City of Brass: the djinni fantasy I’ve been waiting for

Book cover: The City of Brass - S A Chakraborty (minarets silhouetted against a carved door)Nahri is a hustler with a sixth sense for sickness, trying to save up enough money from her scams to study medicine. When she accidentally summons a daeva during an improvised ritual, her dreams go up in smoke. Now she must flee her home to survive the ifrit who hunt her bloodline down. Will she find sanctuary in the City of Brass?

This is a gorgeous, sweeping fantasy, steeped in mythology and rich in flavour. I came for the concept (djinni fantasy? Yes please!) and stayed for the characters as they tangled on the page. It’s a portal fantasy (Nahri steps from the fascinating but mundane world of 18th century Cairo into the parallel realm of the djinni) that leans heavily on familiar YA/urban fantasy tropes (hidden powers? Secret birthright? Love triangle? You betcha), but its novel setting makes it feel completely fresh.

Our protagonists are Nahri – streetwise, self-interested and smart; and young Prince Alizayd – consummate swordsman, devout believer, and hopelessly naïve. Between them stands Dara, a powerful daeva who once slaughtered an entire city, enslaved by ifrit for a thousand years and covered in scars memorialising the masters he has betrayed. Still, kinda sexy (and people ask me why I roll my eyes at romantic triangles).

The parallel stories follow Nahri as she summons a very grumpy Dara in Cairo, where he promptly rescues her from an ifrit and its horde of ghuls. Or kidnaps her, depending on your point of view. Dara may be the greatest warrior the daeva have ever known; he’s certainly one of the most arrogant. I had the feeling I was meant to go all weak-kneed over him, but he’s such an arse I found myself scowling at him most of the time (PICK THE SOCIALLY AWKWARD BUT SOCIALLY CONSCIOUS SCHOLAR PRINCE, NAHRI! Ahem).

Nahri handles Dara with aplomb: denying her attraction, using his offensive comments to keep him at arm’s length, regularly trying to escape him to find her own way. I loved Nahri for her independence and determination; she’s used to relying on herself, so she never succumbs to being a damsel in distress. Even when on the run for her life as the world shifts around her, she’s looking for a way out and a way up (although honestly, trying to steal a ring from the finger of a sleeping djinn has to be one of the worst ideas I’ve ever heard).

We’re introduced to the City of Brass through Prince Ali, who has been secretly channelling funding to an underground group intent on improving the lives of the shafit (djinni of human descent). His father the king is determined to stamp out those he considers violent dissidents; Ali soon finds himself set to hunt himself down; always a favourite plot of mine.
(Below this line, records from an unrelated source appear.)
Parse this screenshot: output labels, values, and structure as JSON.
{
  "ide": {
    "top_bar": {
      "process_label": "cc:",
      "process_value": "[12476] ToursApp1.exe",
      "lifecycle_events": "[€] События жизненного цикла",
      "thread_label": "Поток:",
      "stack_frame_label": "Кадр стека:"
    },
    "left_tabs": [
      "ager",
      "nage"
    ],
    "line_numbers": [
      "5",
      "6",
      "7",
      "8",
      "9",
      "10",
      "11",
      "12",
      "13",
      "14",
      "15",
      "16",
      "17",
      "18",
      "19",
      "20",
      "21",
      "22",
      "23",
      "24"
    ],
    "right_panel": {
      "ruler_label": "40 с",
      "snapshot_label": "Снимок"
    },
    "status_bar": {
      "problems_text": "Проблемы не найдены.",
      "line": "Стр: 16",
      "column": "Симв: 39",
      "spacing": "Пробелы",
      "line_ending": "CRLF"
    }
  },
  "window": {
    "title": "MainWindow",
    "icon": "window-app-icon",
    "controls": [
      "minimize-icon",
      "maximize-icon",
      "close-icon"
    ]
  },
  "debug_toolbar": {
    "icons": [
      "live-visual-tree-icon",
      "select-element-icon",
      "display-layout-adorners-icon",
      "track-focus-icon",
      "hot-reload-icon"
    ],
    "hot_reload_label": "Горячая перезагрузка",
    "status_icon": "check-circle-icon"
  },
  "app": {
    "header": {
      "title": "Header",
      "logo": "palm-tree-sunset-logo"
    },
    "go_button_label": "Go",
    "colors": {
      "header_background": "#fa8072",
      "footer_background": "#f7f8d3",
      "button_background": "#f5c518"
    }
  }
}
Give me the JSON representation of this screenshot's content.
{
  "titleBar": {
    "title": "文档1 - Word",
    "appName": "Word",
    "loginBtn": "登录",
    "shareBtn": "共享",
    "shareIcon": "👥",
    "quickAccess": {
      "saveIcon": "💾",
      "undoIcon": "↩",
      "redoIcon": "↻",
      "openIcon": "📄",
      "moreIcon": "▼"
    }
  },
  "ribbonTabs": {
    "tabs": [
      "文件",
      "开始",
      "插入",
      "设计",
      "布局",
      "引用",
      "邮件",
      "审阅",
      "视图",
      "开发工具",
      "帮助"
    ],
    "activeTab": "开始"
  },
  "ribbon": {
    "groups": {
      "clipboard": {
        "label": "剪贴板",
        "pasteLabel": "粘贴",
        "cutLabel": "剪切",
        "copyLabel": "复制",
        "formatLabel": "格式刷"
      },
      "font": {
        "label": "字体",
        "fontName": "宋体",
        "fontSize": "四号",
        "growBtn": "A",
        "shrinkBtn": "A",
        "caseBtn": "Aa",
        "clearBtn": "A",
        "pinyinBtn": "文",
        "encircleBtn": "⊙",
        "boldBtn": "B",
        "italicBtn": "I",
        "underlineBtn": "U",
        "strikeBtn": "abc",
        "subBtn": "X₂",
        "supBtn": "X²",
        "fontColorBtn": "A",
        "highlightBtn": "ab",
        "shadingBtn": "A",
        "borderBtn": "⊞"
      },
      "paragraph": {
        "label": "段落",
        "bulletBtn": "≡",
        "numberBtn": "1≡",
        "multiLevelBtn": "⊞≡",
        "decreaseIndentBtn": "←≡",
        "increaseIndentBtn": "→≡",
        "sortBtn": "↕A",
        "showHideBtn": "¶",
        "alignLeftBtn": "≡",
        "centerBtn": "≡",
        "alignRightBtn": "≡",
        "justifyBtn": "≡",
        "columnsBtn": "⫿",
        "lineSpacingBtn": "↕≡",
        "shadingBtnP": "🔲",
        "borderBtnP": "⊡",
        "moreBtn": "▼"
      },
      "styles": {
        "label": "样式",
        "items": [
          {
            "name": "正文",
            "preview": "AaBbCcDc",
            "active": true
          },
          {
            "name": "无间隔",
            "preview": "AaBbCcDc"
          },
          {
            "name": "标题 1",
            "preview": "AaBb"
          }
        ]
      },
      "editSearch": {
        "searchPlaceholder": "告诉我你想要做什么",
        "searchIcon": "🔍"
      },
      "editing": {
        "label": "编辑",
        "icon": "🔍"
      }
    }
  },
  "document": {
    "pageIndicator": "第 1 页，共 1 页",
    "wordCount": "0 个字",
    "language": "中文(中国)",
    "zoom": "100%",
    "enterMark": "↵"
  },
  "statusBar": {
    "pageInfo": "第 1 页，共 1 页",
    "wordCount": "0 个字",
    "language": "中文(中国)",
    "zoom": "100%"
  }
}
And this is where City of Brass excels: it takes familiar plots and tropes and weaves them into its setting seamlessly. It channels questions of prejudice (gender, religion, race, sexual orientation) and presents them through the lens of djinni society, effortlessly adding layers and complexities to an already-fascinating world. It takes nothing as read: there are multiple perspectives on every issue, even before Nahri blows through town with her irreverence and open-mindedness. Add in a deadly cinnamon roll Prince who must teach our wayward heroine to read (possibly the only romance trope I can’t resist), and a stew of politics with so many ingredients that I could only keep turning the pages to find out what was going on, and I was helplessly in love.

This is one of those books where you start off having fun and then realise you don’t want to put it down before progressing to actually squealing at the page at the climax (no spoilers but AAAAAAAAH). It’s also the first in a trilogy, so don’t expect any answers or closure – just the irresistible need for the sequel soon, please.


I received a free copy from the publisher in exchange for an honest review.

City of Brass is available now in the US and the UK. The sequel, Kingdom of Copper is expected (but not promised!) towards the end of this year.